She recently started working at Atomic Café, where Bekah, an actress and theater instructor, worked prior to her diagnosis. The coffee roasters now offer a “Bekah Blend,” Jordan said, from which all proceeds go toward Bekah’s treatment.
Jordan plans to return to the university to continue pursuing her degree next fall, depending on Bekah’s health. Bekah will spend the next year recovering, namely allowing her body to adjust to the transplant. The first 100 days, which are now underway, generally indicate whether her immune system will accept or reject the bone marrow.
She’ll need 24-hour care, Jordan said.
Advisers informed Jordan that she would have to re-audition for her program, but that isn’t the critical issue she will face if she’s able to return.
“My dad is retired [and] my mom doesn’t have a job,” Jordan said. “Obviously this wasn’t in the spectrum of planning. It’s been really, really hard.”
The family has fundraised for Bekah’s treatment, with one event in particular called the “Bash Leukemia Bash,” where friends paid an attendance fee to see live theater and readings at Gordon College, where Bekah spent her undergraduate years. Since Bekah’s homecoming, Jordan said she probably won’t be able to continue working.
“For a year after her transplant, she can’t go outside,” Jordan said. “She can’t grocery shop, go to her favorite thrift store or go to Atomic [Café]. I’m going to need to keep a medical journal, because the doctor is going to be asking me what changes.”
Though she wasn’t a match to be Bekah’s bone marrow donor, Jordan will now be there every step of the way, unless she is able to coordinate with her parents in order to temporarily leave them in charge while she is away.
Jordan’s friends in OwlCapella plan to help her return to the university in whatever capacity they can by donating to Jordan family’s fundraiser website for Bekah’s treatment on YouCaring.com, a free online fundraiser site for medical purposes.
OwlCapella’s upcoming free concert in Room 200A of the Student Center on Saturday, Oct. 26 at 7:30 p.m. will donate all proceeds from general donations and CD sales to Bekah’s YouCaring.com site.
Kevin Chemidlin, a senior computer science major and the general manager of the a capella group, said he was impressed by Jordan’s immediate dedication to her sister’s care.
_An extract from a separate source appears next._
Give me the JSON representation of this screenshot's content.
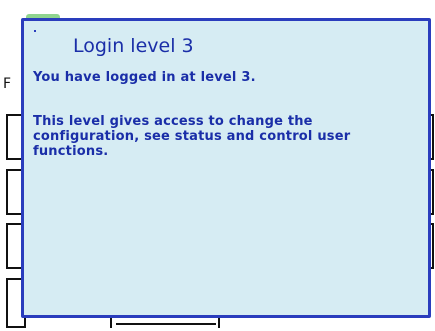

“I could tell there was no question about what she was going to do,” Chemidlin said. “She left a long post in our Facebook page explaining what had to be done. Obviously everybody misses her, she’s been in the group for two full years.”
Chemidlin said he is concerned about Jordan’s reentry into the university.
“I think she’s an absolutely exceptional person,” he said. “It’s a downright tragedy that this has happened to her. But at the same time, she has stepped up so incredibly — it’s so inspirational what she’s been able to do. For that to negatively impact the trajectory of her life is a crime.”
Jordan said some of her professors have been supportive of her decision to defer from the university for the year. Her voice instructor, Professor Sheryl Woods, said she hopes Jordan will take strength of character from this experience.
“I occasionally shoot an email her way,” Woods said of her continuing friendship with Jordan. “We talk on the phone once every few months.”
Jordan recalled an email she received from Woods sending her well wishes, which she said was incredibly touching.
Woods said she believes Jordan will gain critical perspective in her year as a caretaker, despite the obvious challenges the experience presents.
“She is getting an experience that many students don’t get until after college,” Woods said. “Sometimes the good things get in the way of the best things. You have to figure out what life is really about.”
Erin Edinger-Turoff can be reached at firstname.lastname@example.org on on Twitter @erinJustineET.